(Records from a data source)
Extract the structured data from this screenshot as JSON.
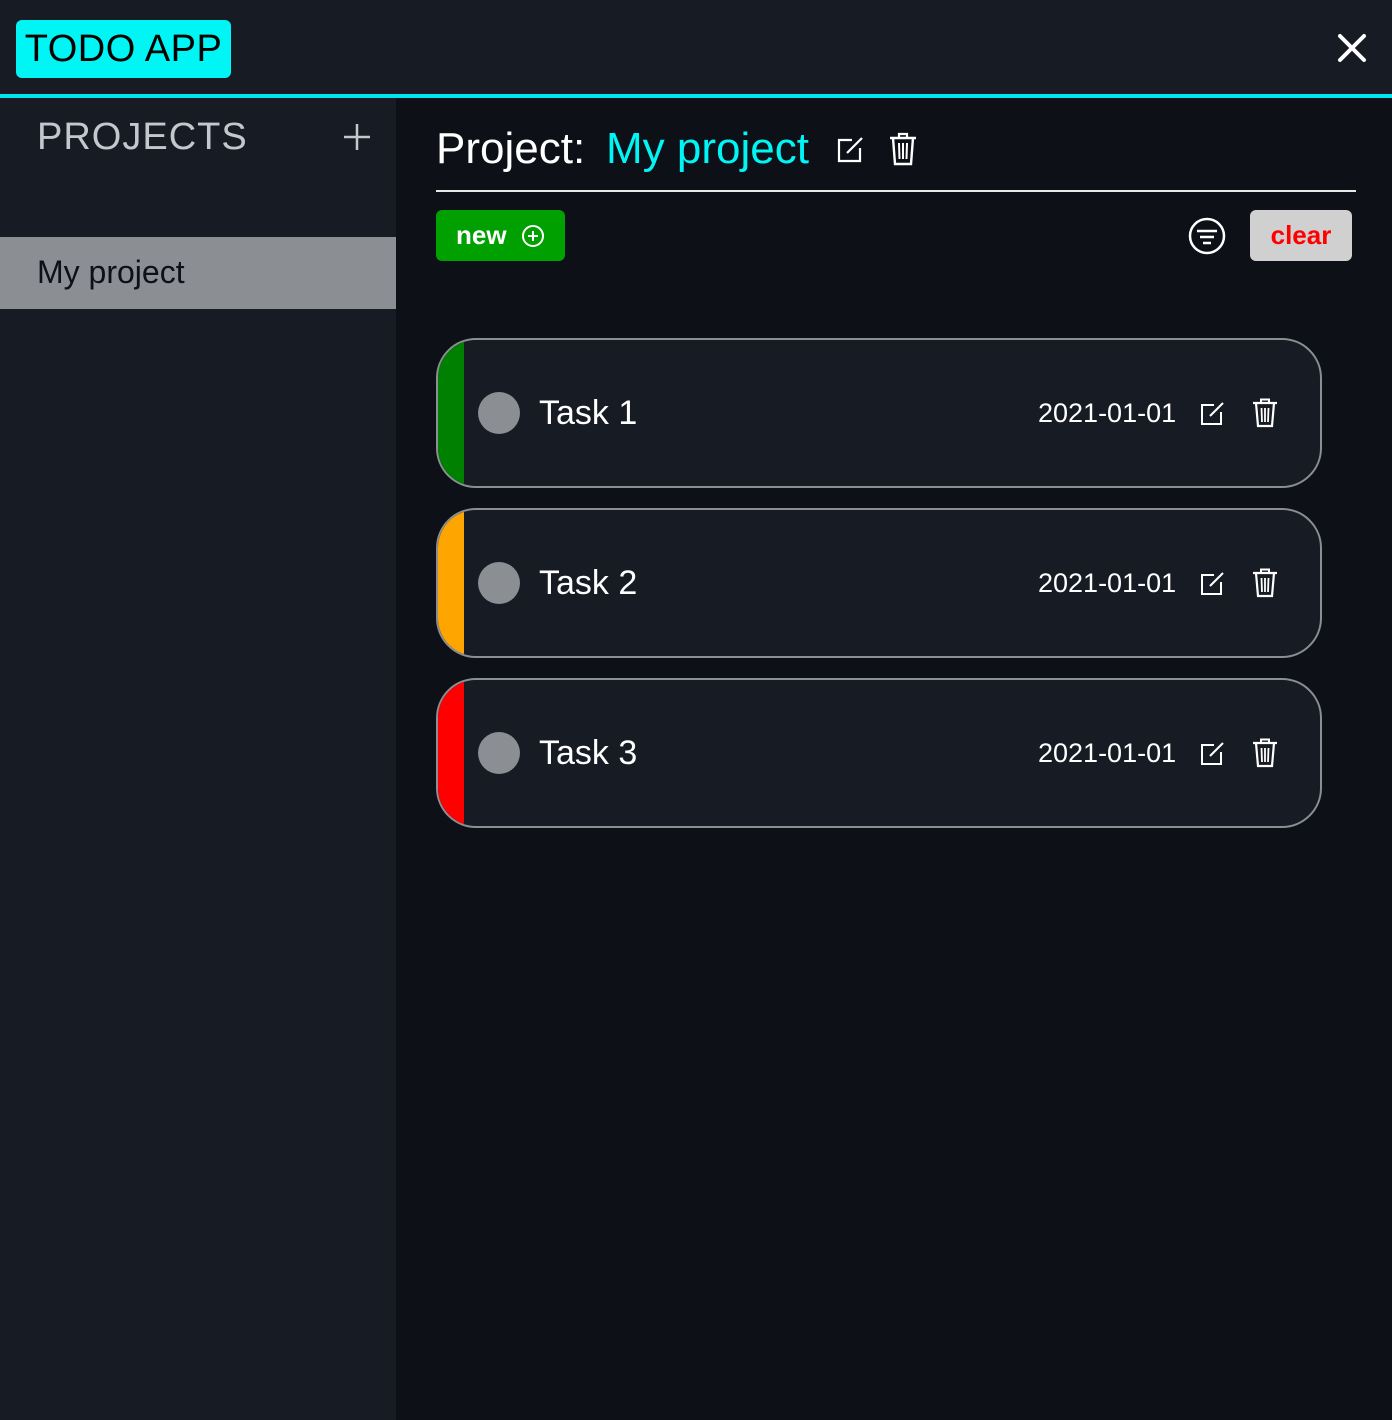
{
  "header": {
    "app_title": "TODO APP",
    "close_icon": "close-icon"
  },
  "sidebar": {
    "title": "PROJECTS",
    "add_icon": "plus-icon",
    "projects": [
      {
        "label": "My project",
        "selected": true
      }
    ]
  },
  "main": {
    "project_label": "Project:",
    "project_name": "My project",
    "new_button": "new",
    "clear_button": "clear",
    "tasks": [
      {
        "title": "Task 1",
        "date": "2021-01-01",
        "priority_color": "#008000"
      },
      {
        "title": "Task 2",
        "date": "2021-01-01",
        "priority_color": "#ffa500"
      },
      {
        "title": "Task 3",
        "date": "2021-01-01",
        "priority_color": "#ff0000"
      }
    ]
  },
  "colors": {
    "accent": "#00f5f5",
    "new_button": "#00a000",
    "clear_text": "#ff0000"
  }
}
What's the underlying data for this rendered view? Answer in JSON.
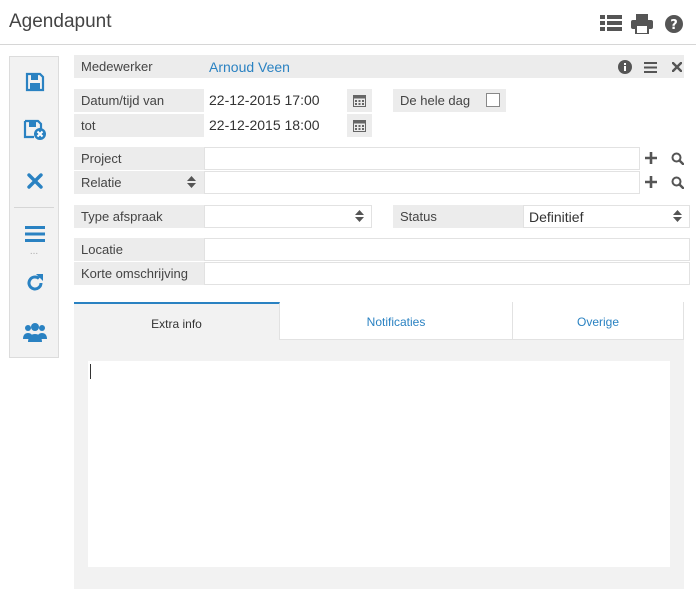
{
  "header": {
    "title": "Agendapunt"
  },
  "icons": {
    "list": "list-icon",
    "print": "print-icon",
    "help": "help-icon",
    "save": "save-icon",
    "save_close": "save-close-icon",
    "delete": "delete-icon",
    "menu": "menu-icon",
    "refresh": "refresh-icon",
    "users": "users-icon"
  },
  "colors": {
    "accent": "#2a82c2",
    "label_bg": "#ececec",
    "panel_bg": "#f2f2f2"
  },
  "toolbar": {
    "dots": "..."
  },
  "form": {
    "medewerker_label": "Medewerker",
    "medewerker_value": "Arnoud Veen",
    "datum_van_label": "Datum/tijd van",
    "datum_van_value": "22-12-2015 17:00",
    "tot_label": "tot",
    "tot_value": "22-12-2015 18:00",
    "hele_dag_label": "De hele dag",
    "hele_dag_checked": false,
    "project_label": "Project",
    "project_value": "",
    "relatie_label": "Relatie",
    "relatie_value": "",
    "type_label": "Type afspraak",
    "type_value": "",
    "status_label": "Status",
    "status_value": "Definitief",
    "locatie_label": "Locatie",
    "locatie_value": "",
    "omschrijving_label": "Korte omschrijving",
    "omschrijving_value": ""
  },
  "tabs": [
    {
      "label": "Extra info",
      "active": true
    },
    {
      "label": "Notificaties",
      "active": false
    },
    {
      "label": "Overige",
      "active": false
    }
  ],
  "extra_info_text": ""
}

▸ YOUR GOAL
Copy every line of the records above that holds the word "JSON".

▸ TASK ANSWER
Extract the structured data from this screenshot as JSON.
What's the underlying data for this rendered view? Answer in JSON.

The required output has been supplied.